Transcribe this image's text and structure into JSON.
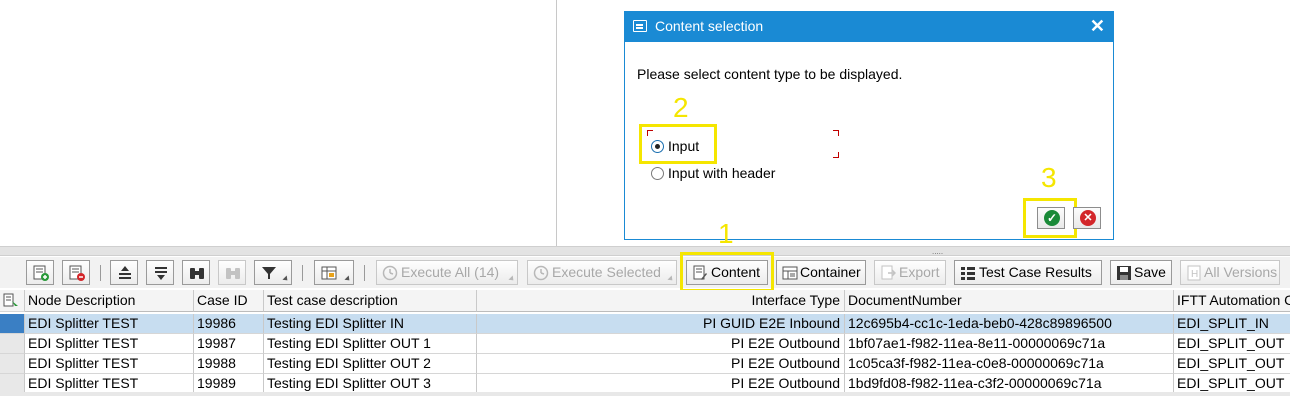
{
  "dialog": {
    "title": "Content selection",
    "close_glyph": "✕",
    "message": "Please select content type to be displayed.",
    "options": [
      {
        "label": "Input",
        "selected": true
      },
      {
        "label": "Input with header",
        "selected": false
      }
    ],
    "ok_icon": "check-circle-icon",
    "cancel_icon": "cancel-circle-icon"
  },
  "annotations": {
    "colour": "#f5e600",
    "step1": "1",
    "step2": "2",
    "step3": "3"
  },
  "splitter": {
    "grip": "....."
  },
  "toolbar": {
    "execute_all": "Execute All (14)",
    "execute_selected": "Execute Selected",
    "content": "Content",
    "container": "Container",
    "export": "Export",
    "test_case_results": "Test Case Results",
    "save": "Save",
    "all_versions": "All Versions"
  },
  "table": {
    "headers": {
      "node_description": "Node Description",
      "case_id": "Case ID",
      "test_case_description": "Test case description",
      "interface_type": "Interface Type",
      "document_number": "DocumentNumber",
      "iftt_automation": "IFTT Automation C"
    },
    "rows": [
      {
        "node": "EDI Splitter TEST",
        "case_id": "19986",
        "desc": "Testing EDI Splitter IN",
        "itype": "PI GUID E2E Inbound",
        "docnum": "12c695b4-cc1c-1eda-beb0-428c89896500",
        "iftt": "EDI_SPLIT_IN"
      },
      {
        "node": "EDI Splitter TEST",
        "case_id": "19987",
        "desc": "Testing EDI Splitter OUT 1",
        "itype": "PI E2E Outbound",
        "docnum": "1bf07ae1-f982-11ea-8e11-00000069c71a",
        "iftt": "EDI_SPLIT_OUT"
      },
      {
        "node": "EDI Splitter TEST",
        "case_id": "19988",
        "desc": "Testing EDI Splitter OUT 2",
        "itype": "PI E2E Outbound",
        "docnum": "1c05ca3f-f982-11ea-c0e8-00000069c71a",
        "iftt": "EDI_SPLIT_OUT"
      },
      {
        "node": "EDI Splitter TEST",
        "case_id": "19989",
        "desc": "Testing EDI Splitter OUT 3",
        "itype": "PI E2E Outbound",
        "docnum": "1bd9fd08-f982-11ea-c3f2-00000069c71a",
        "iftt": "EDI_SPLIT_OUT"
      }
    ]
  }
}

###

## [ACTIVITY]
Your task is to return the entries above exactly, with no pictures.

## [ANSWER TO THE PROBLEM]
Transcribe this image's text and structure into JSON.
{
  "dialog": {
    "title": "Content selection",
    "close_glyph": "✕",
    "message": "Please select content type to be displayed.",
    "options": [
      {
        "label": "Input",
        "selected": true
      },
      {
        "label": "Input with header",
        "selected": false
      }
    ],
    "ok_icon": "check-circle-icon",
    "cancel_icon": "cancel-circle-icon"
  },
  "annotations": {
    "colour": "#f5e600",
    "step1": "1",
    "step2": "2",
    "step3": "3"
  },
  "splitter": {
    "grip": "....."
  },
  "toolbar": {
    "execute_all": "Execute All (14)",
    "execute_selected": "Execute Selected",
    "content": "Content",
    "container": "Container",
    "export": "Export",
    "test_case_results": "Test Case Results",
    "save": "Save",
    "all_versions": "All Versions"
  },
  "table": {
    "headers": {
      "node_description": "Node Description",
      "case_id": "Case ID",
      "test_case_description": "Test case description",
      "interface_type": "Interface Type",
      "document_number": "DocumentNumber",
      "iftt_automation": "IFTT Automation C"
    },
    "rows": [
      {
        "node": "EDI Splitter TEST",
        "case_id": "19986",
        "desc": "Testing EDI Splitter IN",
        "itype": "PI GUID E2E Inbound",
        "docnum": "12c695b4-cc1c-1eda-beb0-428c89896500",
        "iftt": "EDI_SPLIT_IN"
      },
      {
        "node": "EDI Splitter TEST",
        "case_id": "19987",
        "desc": "Testing EDI Splitter OUT 1",
        "itype": "PI E2E Outbound",
        "docnum": "1bf07ae1-f982-11ea-8e11-00000069c71a",
        "iftt": "EDI_SPLIT_OUT"
      },
      {
        "node": "EDI Splitter TEST",
        "case_id": "19988",
        "desc": "Testing EDI Splitter OUT 2",
        "itype": "PI E2E Outbound",
        "docnum": "1c05ca3f-f982-11ea-c0e8-00000069c71a",
        "iftt": "EDI_SPLIT_OUT"
      },
      {
        "node": "EDI Splitter TEST",
        "case_id": "19989",
        "desc": "Testing EDI Splitter OUT 3",
        "itype": "PI E2E Outbound",
        "docnum": "1bd9fd08-f982-11ea-c3f2-00000069c71a",
        "iftt": "EDI_SPLIT_OUT"
      }
    ]
  }
}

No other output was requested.